§ TASK
Below are some entries; report how many of their lines contain the word "聚龙湖心岛", giving nothing besides the number.

(Excerpts from an interface dataset)
════════════════
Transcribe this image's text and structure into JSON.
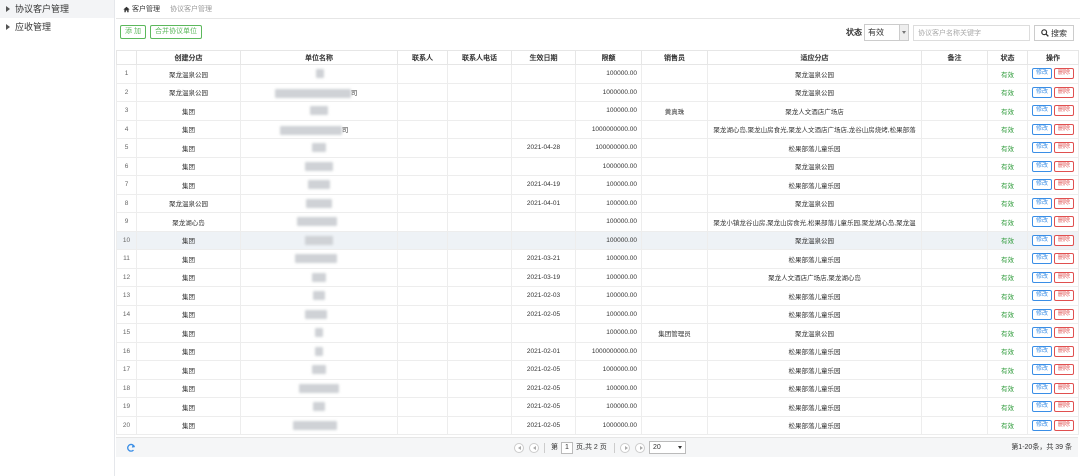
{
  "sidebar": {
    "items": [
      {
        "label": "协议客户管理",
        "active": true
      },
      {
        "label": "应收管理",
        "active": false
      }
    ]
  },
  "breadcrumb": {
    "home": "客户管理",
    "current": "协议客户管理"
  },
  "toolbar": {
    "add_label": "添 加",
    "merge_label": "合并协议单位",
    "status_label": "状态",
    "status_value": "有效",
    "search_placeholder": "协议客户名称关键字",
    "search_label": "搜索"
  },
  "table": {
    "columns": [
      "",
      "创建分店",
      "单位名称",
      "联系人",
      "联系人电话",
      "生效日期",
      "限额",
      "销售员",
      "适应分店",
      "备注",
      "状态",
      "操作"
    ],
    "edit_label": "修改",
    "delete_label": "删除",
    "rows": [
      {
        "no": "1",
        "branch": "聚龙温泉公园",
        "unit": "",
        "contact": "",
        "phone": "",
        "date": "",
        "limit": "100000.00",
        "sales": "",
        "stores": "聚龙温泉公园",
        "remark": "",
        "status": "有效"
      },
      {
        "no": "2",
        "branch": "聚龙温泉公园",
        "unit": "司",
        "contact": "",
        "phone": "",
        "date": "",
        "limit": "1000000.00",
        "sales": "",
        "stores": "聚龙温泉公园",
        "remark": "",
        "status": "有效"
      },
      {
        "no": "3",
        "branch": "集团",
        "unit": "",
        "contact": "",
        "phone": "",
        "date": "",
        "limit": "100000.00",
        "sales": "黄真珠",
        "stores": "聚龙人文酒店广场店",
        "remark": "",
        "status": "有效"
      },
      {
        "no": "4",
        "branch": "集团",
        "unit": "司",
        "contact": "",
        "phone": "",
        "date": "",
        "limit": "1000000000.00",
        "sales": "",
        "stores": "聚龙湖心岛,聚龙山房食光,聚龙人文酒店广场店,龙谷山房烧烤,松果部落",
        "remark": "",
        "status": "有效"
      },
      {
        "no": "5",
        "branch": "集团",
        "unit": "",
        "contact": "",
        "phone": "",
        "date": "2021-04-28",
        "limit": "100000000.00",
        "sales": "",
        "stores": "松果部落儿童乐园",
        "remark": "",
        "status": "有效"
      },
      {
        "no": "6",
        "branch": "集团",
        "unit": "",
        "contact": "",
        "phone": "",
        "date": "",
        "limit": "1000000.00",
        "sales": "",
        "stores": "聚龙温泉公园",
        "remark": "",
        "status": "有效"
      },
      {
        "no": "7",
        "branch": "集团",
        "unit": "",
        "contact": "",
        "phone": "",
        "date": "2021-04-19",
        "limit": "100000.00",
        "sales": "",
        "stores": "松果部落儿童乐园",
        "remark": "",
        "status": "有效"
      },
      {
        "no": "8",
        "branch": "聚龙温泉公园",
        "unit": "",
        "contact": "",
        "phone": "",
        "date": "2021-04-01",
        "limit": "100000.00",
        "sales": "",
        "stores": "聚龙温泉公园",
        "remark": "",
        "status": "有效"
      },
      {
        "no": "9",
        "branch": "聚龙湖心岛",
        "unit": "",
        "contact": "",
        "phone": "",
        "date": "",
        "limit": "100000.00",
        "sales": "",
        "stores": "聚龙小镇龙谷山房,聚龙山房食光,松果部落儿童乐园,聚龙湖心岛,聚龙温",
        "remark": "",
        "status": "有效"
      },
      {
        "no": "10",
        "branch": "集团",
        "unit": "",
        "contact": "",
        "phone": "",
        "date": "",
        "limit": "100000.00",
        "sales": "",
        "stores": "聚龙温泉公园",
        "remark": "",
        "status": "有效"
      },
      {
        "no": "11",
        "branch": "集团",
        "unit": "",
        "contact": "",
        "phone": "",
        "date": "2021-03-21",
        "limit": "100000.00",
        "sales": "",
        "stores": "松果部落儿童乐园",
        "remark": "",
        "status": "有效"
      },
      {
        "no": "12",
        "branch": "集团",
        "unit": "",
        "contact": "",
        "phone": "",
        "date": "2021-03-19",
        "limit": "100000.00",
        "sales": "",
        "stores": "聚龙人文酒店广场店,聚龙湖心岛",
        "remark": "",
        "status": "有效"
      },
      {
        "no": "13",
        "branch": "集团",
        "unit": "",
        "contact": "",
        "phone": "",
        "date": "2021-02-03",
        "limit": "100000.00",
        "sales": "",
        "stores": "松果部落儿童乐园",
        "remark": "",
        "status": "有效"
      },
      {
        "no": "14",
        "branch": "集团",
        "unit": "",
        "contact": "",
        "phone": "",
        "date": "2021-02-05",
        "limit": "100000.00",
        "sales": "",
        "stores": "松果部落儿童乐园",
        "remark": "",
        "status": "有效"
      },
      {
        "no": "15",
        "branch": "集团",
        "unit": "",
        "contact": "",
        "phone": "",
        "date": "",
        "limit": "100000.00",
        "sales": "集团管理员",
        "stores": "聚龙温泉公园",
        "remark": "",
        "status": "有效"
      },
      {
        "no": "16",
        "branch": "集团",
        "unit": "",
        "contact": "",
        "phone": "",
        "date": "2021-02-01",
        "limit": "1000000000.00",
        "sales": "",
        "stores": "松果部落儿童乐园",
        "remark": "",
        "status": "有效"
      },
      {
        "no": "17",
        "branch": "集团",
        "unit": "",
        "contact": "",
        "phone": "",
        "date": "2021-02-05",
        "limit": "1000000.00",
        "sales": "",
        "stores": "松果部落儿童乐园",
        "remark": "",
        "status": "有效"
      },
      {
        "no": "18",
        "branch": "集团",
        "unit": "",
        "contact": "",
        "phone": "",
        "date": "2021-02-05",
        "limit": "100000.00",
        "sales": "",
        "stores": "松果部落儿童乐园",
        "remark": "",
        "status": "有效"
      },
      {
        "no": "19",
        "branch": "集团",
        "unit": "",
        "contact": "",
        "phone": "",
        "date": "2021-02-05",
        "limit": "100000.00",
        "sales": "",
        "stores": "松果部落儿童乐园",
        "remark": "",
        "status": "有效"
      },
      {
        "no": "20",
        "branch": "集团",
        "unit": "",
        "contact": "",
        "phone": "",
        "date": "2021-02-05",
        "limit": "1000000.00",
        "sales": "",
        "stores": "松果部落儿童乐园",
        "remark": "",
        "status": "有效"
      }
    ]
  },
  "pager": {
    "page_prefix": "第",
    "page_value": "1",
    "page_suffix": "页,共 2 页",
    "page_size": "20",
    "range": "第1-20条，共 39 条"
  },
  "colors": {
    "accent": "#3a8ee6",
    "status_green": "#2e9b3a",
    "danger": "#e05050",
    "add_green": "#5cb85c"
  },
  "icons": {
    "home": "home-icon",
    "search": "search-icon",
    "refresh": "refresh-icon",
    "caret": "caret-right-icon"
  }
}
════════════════
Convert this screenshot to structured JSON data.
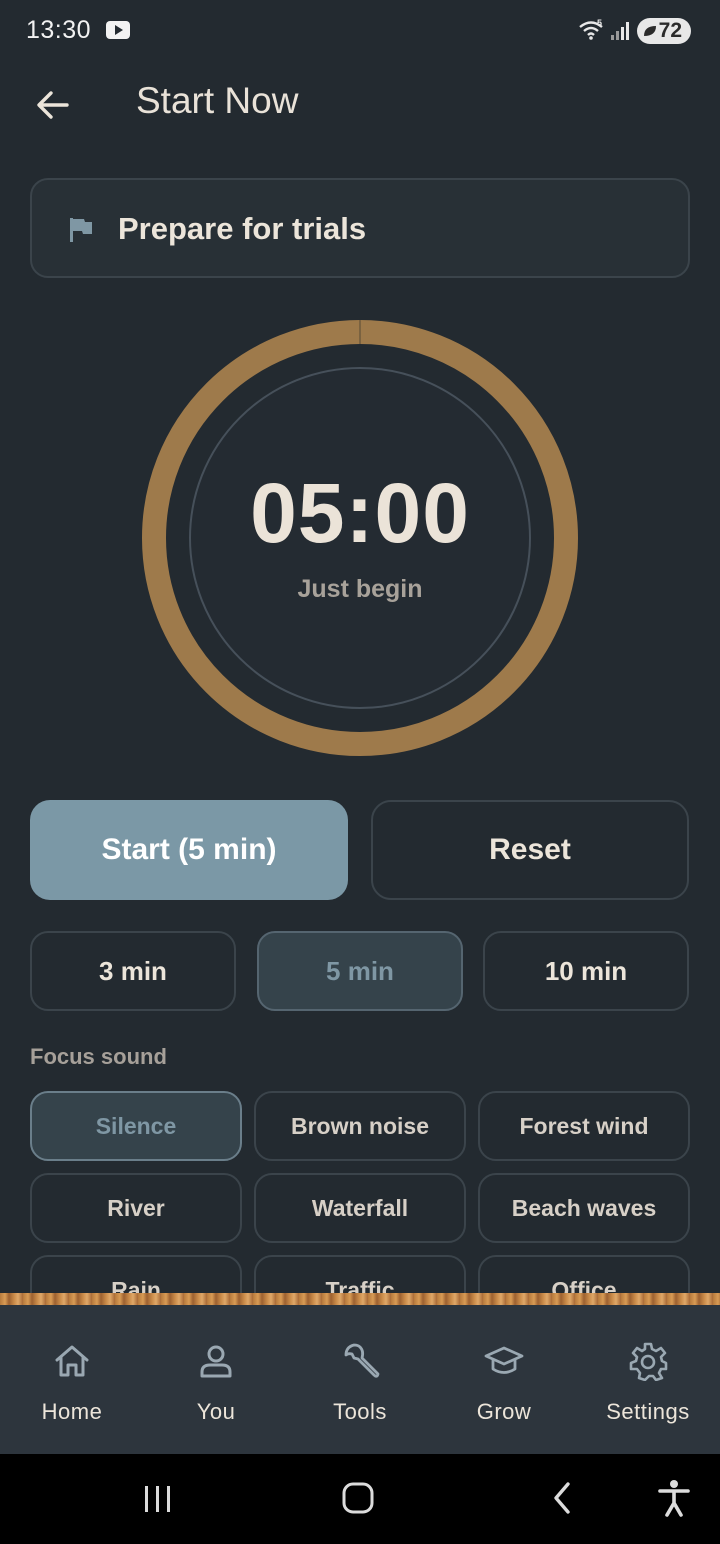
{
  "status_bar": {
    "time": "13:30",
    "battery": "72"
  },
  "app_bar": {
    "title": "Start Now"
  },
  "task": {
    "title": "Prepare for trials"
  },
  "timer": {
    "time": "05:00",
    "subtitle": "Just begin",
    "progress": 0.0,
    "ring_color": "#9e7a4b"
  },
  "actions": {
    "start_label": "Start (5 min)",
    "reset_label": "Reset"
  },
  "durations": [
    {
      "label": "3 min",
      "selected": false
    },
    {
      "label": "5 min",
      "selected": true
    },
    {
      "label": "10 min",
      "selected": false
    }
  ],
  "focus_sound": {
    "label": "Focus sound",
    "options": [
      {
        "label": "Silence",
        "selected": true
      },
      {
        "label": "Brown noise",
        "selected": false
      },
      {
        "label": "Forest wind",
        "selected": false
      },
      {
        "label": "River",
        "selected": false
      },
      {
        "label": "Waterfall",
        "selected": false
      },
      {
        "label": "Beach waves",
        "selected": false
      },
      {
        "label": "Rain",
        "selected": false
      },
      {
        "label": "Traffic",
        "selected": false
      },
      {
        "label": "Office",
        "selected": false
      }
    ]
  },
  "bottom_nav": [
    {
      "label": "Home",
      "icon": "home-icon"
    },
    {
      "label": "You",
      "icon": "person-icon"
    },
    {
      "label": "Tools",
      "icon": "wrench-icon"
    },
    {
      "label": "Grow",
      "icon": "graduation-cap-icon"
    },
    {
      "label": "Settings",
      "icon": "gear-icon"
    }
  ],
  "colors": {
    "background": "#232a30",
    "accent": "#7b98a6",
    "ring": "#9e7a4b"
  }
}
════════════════
§ TASK RESPONSE
4